> [Try it]: Whenever a line in the records below holds the string "ELMŰ", copy it out.

> [Stored records]:
────────

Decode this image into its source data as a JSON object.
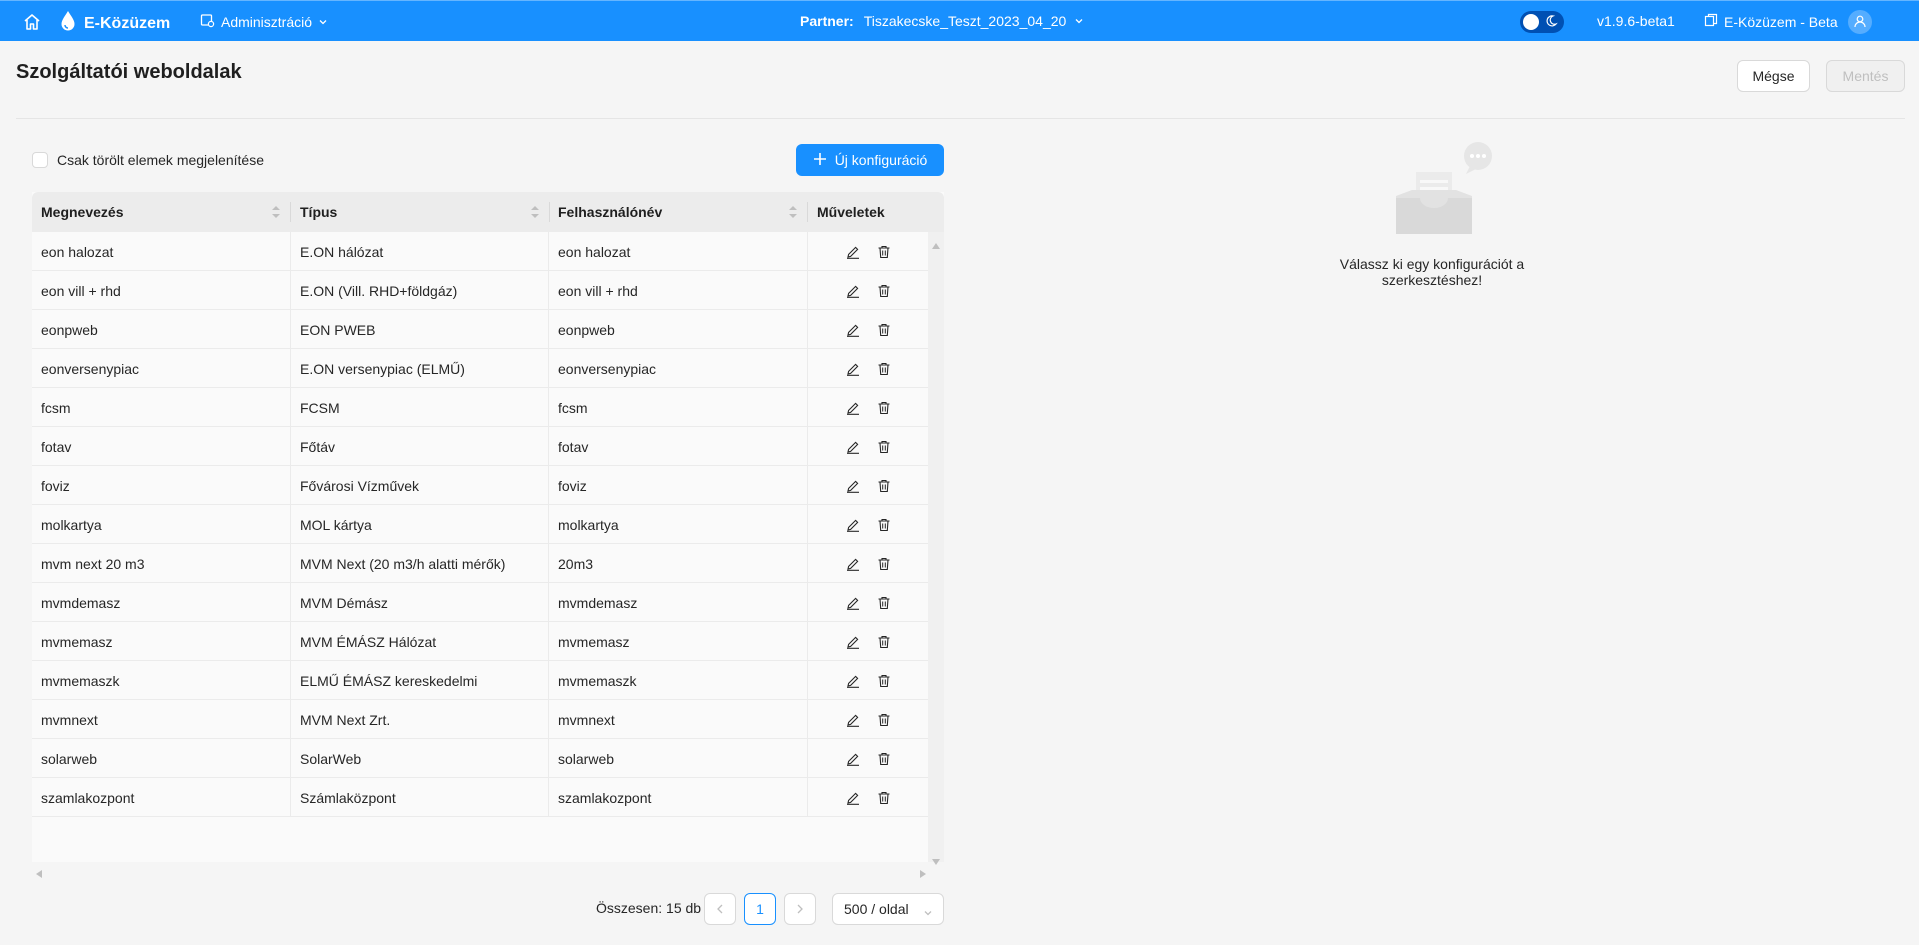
{
  "header": {
    "brand": "E-Közüzem",
    "admin_menu": "Adminisztráció",
    "partner_label": "Partner:",
    "partner_value": "Tiszakecske_Teszt_2023_04_20",
    "version": "v1.9.6-beta1",
    "environment": "E-Közüzem - Beta",
    "colors": {
      "primary": "#1890ff"
    }
  },
  "page": {
    "title": "Szolgáltatói weboldalak",
    "cancel_label": "Mégse",
    "save_label": "Mentés"
  },
  "toolbar": {
    "show_deleted_label": "Csak törölt elemek megjelenítése",
    "show_deleted_checked": false,
    "new_config_label": "Új konfiguráció"
  },
  "table": {
    "columns": [
      "Megnevezés",
      "Típus",
      "Felhasználónév",
      "Műveletek"
    ],
    "rows": [
      [
        "eon halozat",
        "E.ON hálózat",
        "eon halozat"
      ],
      [
        "eon vill + rhd",
        "E.ON (Vill. RHD+földgáz)",
        "eon vill + rhd"
      ],
      [
        "eonpweb",
        "EON PWEB",
        "eonpweb"
      ],
      [
        "eonversenypiac",
        "E.ON versenypiac (ELMŰ)",
        "eonversenypiac"
      ],
      [
        "fcsm",
        "FCSM",
        "fcsm"
      ],
      [
        "fotav",
        "Főtáv",
        "fotav"
      ],
      [
        "foviz",
        "Fővárosi Vízművek",
        "foviz"
      ],
      [
        "molkartya",
        "MOL kártya",
        "molkartya"
      ],
      [
        "mvm next 20 m3",
        "MVM Next (20 m3/h alatti mérők)",
        "20m3"
      ],
      [
        "mvmdemasz",
        "MVM Démász",
        "mvmdemasz"
      ],
      [
        "mvmemasz",
        "MVM ÉMÁSZ Hálózat",
        "mvmemasz"
      ],
      [
        "mvmemaszk",
        "ELMŰ ÉMÁSZ kereskedelmi",
        "mvmemaszk"
      ],
      [
        "mvmnext",
        "MVM Next Zrt.",
        "mvmnext"
      ],
      [
        "solarweb",
        "SolarWeb",
        "solarweb"
      ],
      [
        "szamlakozpont",
        "Számlaközpont",
        "szamlakozpont"
      ]
    ],
    "row_icons": [
      "edit-icon",
      "delete-icon"
    ]
  },
  "pagination": {
    "total_label": "Összesen: 15 db",
    "current_page": "1",
    "page_size": "500 / oldal"
  },
  "empty_state": {
    "message": "Válassz ki egy konfigurációt a szerkesztéshez!"
  }
}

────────

> [Task output]:
        "E.ON versenypiac (ELMŰ)",
        "ELMŰ ÉMÁSZ kereskedelmi",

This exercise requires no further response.